An actress who has bonded deeply with serial killers shares her insights into their minds
Victoria Redstall is a glamorous model, actress, filmmaker, and investigative journalist who has spent years visiting high-security prison and getting to know sadistic killers like Gary Ray Bowles and Keith Hunter Jesperson, “The Happy Face Killer.” These hardened killers have opened up to her in a way that they would never do to psychiatrists, prosecutors, or other authority figures, and have revealed terrifying chapters of their lives that might otherwise have stayed hidden forever.
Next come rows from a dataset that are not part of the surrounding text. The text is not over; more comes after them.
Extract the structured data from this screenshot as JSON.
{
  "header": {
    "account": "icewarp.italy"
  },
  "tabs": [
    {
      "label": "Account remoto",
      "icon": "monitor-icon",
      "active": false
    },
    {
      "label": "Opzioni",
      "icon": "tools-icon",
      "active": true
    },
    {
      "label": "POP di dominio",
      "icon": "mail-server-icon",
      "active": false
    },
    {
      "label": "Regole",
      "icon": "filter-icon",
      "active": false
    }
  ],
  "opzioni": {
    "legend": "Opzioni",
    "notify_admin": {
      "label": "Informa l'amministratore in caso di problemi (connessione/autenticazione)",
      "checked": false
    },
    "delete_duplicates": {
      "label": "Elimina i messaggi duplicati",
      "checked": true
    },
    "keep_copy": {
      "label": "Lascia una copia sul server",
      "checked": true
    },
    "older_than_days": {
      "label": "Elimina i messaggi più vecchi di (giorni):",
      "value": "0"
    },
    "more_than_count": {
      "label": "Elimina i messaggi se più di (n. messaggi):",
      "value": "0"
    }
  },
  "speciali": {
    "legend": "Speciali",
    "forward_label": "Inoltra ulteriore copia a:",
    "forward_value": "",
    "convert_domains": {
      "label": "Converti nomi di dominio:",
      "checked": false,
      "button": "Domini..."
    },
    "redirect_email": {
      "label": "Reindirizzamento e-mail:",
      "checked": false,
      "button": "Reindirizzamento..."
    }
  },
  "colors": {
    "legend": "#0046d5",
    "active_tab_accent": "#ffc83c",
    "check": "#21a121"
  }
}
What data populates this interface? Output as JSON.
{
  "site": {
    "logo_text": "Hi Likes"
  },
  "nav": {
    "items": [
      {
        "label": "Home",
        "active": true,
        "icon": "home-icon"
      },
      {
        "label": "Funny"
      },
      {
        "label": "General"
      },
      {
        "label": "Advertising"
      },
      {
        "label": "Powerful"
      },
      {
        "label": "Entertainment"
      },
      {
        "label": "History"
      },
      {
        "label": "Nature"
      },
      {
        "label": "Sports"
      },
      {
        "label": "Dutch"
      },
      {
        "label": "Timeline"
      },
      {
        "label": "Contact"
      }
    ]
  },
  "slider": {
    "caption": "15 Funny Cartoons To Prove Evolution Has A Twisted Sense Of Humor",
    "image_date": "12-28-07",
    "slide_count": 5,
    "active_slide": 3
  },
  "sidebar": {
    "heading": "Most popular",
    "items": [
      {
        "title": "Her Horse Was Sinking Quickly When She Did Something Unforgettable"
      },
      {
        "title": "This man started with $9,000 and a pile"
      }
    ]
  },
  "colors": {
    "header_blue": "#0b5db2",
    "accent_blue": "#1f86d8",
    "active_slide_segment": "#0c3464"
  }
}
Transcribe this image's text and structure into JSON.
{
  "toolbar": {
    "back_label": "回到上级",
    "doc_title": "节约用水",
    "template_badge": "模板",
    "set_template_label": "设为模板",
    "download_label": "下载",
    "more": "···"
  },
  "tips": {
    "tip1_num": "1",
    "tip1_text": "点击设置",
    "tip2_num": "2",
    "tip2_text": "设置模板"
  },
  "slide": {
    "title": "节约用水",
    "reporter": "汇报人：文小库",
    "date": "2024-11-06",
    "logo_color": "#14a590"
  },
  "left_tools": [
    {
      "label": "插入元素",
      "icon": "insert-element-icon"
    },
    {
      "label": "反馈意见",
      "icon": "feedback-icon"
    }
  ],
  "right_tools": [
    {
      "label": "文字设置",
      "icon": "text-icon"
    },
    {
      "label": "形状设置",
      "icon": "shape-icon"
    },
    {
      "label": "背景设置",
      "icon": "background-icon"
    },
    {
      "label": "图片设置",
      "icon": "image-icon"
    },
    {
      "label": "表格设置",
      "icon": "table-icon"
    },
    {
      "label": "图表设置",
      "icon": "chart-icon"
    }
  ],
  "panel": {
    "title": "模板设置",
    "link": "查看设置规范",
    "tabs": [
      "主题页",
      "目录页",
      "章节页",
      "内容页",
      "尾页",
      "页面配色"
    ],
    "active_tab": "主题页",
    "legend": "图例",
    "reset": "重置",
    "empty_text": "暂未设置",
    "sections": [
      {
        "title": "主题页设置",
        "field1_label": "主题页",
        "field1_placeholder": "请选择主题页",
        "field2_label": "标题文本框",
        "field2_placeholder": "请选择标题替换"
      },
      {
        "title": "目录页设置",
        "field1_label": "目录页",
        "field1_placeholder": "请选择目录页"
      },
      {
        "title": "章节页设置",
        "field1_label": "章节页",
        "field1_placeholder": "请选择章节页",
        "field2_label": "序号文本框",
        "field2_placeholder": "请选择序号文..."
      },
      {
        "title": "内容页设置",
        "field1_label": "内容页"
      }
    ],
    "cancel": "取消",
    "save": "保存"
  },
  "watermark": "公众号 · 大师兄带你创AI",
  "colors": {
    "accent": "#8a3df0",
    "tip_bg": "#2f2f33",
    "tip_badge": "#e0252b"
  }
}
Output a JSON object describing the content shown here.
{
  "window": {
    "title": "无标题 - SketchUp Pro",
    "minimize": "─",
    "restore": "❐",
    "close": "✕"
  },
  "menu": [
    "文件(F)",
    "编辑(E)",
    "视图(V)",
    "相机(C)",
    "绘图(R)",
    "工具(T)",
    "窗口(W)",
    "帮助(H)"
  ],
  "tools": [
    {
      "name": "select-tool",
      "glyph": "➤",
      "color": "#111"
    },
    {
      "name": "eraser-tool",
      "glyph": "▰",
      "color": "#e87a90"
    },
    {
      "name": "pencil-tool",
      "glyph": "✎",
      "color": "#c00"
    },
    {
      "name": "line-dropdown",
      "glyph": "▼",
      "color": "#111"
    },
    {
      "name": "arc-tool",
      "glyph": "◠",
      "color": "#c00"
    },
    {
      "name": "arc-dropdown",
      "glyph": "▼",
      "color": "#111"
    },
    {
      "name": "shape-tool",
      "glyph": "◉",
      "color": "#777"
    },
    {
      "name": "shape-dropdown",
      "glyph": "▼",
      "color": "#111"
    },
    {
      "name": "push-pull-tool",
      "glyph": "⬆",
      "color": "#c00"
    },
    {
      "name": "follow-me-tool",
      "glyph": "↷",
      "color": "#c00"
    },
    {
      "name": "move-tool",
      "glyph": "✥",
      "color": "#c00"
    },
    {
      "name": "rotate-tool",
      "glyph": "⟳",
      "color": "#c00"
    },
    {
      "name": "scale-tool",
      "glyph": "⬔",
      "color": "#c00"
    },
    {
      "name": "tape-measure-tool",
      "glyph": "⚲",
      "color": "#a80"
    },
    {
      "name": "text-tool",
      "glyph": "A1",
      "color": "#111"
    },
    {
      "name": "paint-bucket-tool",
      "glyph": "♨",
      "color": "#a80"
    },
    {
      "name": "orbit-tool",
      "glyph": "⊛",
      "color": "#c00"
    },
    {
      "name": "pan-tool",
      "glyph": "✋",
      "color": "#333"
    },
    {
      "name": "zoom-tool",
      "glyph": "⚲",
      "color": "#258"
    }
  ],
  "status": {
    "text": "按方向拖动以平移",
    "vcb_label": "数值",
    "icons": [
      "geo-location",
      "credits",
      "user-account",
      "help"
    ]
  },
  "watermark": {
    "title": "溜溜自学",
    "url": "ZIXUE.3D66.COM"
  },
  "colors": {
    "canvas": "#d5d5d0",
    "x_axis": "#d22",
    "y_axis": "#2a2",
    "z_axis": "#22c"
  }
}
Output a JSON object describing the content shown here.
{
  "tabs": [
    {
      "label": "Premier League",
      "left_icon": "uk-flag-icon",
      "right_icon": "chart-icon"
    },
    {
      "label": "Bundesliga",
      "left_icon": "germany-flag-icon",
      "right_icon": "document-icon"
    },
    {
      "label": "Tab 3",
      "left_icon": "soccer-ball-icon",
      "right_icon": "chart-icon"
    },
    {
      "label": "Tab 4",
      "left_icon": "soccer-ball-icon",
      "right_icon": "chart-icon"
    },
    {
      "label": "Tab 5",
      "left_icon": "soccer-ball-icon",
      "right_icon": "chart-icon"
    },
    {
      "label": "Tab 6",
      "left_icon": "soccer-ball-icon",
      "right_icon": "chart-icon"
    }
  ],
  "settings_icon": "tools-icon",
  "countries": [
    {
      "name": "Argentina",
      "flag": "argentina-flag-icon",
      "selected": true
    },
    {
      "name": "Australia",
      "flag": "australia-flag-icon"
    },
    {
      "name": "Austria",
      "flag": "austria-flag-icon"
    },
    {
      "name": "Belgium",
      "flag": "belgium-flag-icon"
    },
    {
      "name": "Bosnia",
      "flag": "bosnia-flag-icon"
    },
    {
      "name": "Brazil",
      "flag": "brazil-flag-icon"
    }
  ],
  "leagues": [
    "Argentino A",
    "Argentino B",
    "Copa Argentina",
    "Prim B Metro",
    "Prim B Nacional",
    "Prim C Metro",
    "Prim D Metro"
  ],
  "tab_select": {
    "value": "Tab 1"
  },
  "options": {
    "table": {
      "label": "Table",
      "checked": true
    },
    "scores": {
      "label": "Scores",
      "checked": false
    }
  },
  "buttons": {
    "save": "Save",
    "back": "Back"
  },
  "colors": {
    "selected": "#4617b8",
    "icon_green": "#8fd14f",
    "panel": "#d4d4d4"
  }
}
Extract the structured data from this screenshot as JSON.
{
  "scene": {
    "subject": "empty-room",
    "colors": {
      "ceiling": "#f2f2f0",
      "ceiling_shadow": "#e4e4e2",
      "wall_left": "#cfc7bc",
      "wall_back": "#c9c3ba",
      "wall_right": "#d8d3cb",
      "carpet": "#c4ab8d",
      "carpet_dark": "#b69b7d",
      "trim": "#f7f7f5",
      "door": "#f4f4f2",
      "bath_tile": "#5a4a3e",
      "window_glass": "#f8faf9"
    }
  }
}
In this chilling book she shares every detail and insight, bringing the reader up close and very personal with some of the most dangerous and disturbed serial killers that the world has ever seen.
I’m not a huge fan of True Crime books, but I thought I’d give this one a go. I started reading this book, and within the first chapter decided that I didn’t like the writing style. It was it is supposed to be “Up close and personal” but in the stuff I read, it was more about the author than what the subjects have to say. In the first chapter, there was minimal quotes from the killer or the people around him. Here are a couple of quote from the first chapter alone to give you some kind of idea
Following a stormy marriage, Wayne’s parents divorced in 1971, with Mrs Ford travelling the world for six years while leaving her boys in the care of their father, who was now living in the Golden state of Napa. This was a bad choice because Wayne didn’t see eye to eye with his father; indeed to put no finer point on it, they didn’t get on at all.
Ford then told another unlikely story which had the dectectives winking at each other in disbelief.
We have seen the mitigation cards played by these predators and their lawyers, who deal them out time and time again prior to sentencing. Simply put, it just doesn’t wash!
I had to stop reading after the first chapter – I was being interrupted from the narrative by the writing style. In reading the other online reviews (I tend to read reviews AFTER i’ve read the book itself) and it seems I’m not alone.